One idea echoes a bill requiring all private-sector and many public health insurance plans to cover IVF, which her fellow 2020 contender, Sen. Cory Booker (D-N.J.) introduced with Rep. Rose DeLauro (D-Conn.) in May 2018. (Fifteen states currently require most insurers to cover or offer coverage for fertility treatments.) Another plank involves Gillibrand’s 2017 proposal to prevent public spending on adoption and foster agencies that discriminate against LGBTQ parents or youth.
To help low-income families with newborns, Gillibrand supports delivering new parents “baby bundles,” boxes of necessities that can be repurposed as a crib, an idea that several US states have adopted from countries like Finland.
One seemingly new idea in her platform is to make the federal Children’s Health Insurance Program a universal program until the enactment of “Medicare for All,” which Gillibrand also supports. To make the program universal, her campaign said she supports eliminating CHIP’s low-income requirements and automatically enrolling all newborns.
Making CHIP enrollment automatic for eligible children, which some states do already, could conceivably cut the number of uninsured children by more than half. Nationwide, about 5% of children are uninsured; more than half of those are eligible for CHIP, and another 10% meet the income requirements but are barred because of their immigration status.
The proposal is relatively novel, and some experts, speaking on background because her plan was not yet detailed, cautioned a careful proposal was necessary to avoid confusing or burdening new parents who have existing, private insurance.
It is not the only prong of Gillibrand’s agenda that may come in for heightened scrutiny. In her announcement, she acknowledged the disproportionate risk of death for black mothers. Her proposals, however, do not appear to specifically target solutions for their high rates of maternal mortality, setting her apart from at least one of her opponents, Sen. Kamala Harris (D-Calif.).
Gillibrand’s announcement reflects how ambitious the Democratic field has become at proposing sweeping, progressive policy ideas — and the candidates’ readiness to finance those ambitions by taxing the richest individuals.
To pay for her set of ideas, Gillibrand calls for using proceeds from a proposed tax on financial transactions in the stock market.
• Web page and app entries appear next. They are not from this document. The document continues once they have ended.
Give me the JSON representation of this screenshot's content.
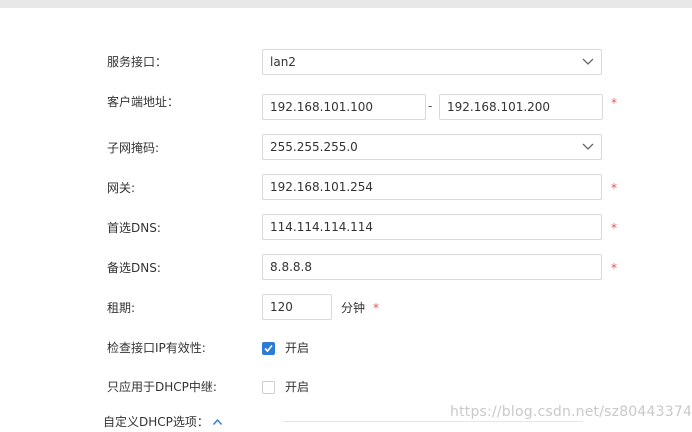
{
  "form": {
    "service_interface": {
      "label": "服务接口：",
      "value": "lan2"
    },
    "client_address": {
      "label": "客户端地址：",
      "start": "192.168.101.100",
      "separator": "-",
      "end": "192.168.101.200",
      "required": "*"
    },
    "subnet_mask": {
      "label": "子网掩码:",
      "value": "255.255.255.0"
    },
    "gateway": {
      "label": "网关:",
      "value": "192.168.101.254",
      "required": "*"
    },
    "primary_dns": {
      "label": "首选DNS:",
      "value": "114.114.114.114",
      "required": "*"
    },
    "secondary_dns": {
      "label": "备选DNS:",
      "value": "8.8.8.8",
      "required": "*"
    },
    "lease": {
      "label": "租期:",
      "value": "120",
      "unit": "分钟",
      "required": "*"
    },
    "check_ip_validity": {
      "label": "检查接口IP有效性:",
      "checked": true,
      "option_label": "开启"
    },
    "dhcp_relay_only": {
      "label": "只应用于DHCP中继:",
      "checked": false,
      "option_label": "开启"
    },
    "custom_options": {
      "label": "自定义DHCP选项："
    }
  },
  "watermark": "https://blog.csdn.net/sz80443374",
  "colors": {
    "accent": "#2e7bd6",
    "required": "#e05a5a",
    "border": "#d9d9d9"
  },
  "icons": {
    "select": "chevron-down-icon",
    "section": "chevron-up-icon",
    "check": "check-icon"
  }
}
Gillibrand co-sponsored such a tax, aimed to curb speculative and high-volume trades, with Sen. Brian Schatz (D-Hawaii) in March.
The platform she announced Wednesday does not come with a specific overall price tag. But a nonpartisan analysis said the proposed tax could raise as much as $777 billion over a decade, a figure that could vary depending on how it changed investment behavior.
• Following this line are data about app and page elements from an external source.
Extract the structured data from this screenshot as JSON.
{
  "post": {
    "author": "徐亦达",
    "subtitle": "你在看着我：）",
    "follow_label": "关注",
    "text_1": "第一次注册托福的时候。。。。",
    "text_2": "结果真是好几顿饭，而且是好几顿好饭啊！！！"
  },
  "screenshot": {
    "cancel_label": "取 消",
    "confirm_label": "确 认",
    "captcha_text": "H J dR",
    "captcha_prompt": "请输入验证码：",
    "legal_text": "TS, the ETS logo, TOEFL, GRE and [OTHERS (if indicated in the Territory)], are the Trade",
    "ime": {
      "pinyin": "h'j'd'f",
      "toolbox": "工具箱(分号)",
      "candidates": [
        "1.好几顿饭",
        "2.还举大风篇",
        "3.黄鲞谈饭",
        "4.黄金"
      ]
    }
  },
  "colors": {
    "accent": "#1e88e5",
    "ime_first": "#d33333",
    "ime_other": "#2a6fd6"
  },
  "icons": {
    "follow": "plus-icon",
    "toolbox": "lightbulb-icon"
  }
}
In 2016, Sen. Bernie Sanders (I-Vt.) suggested a similar tax as a means to pay for free college. In February, Elizabeth Warren (D-Mass.) released an ambitious universal child care plan that would rely on her proposed wealth tax to fund a network of government-funded care centers. In addition to making child care more affordable — which Gillibrand’s agenda would accomplish with tax credits — Warren’s automatically gives government the ability to set quality and wage standards for child care providers.
“For too long, crucial issues that inform the well-being of whole families and communities — from paid leave to child care to maternal health care — have been dismissed as secondary issues or ‘women’s issues,’” Gillibrand wrote in her post. “I’ve spent my career fighting for those issues as what they are: front-and-center determinants of our whole country’s economic security, opportunity, and success.”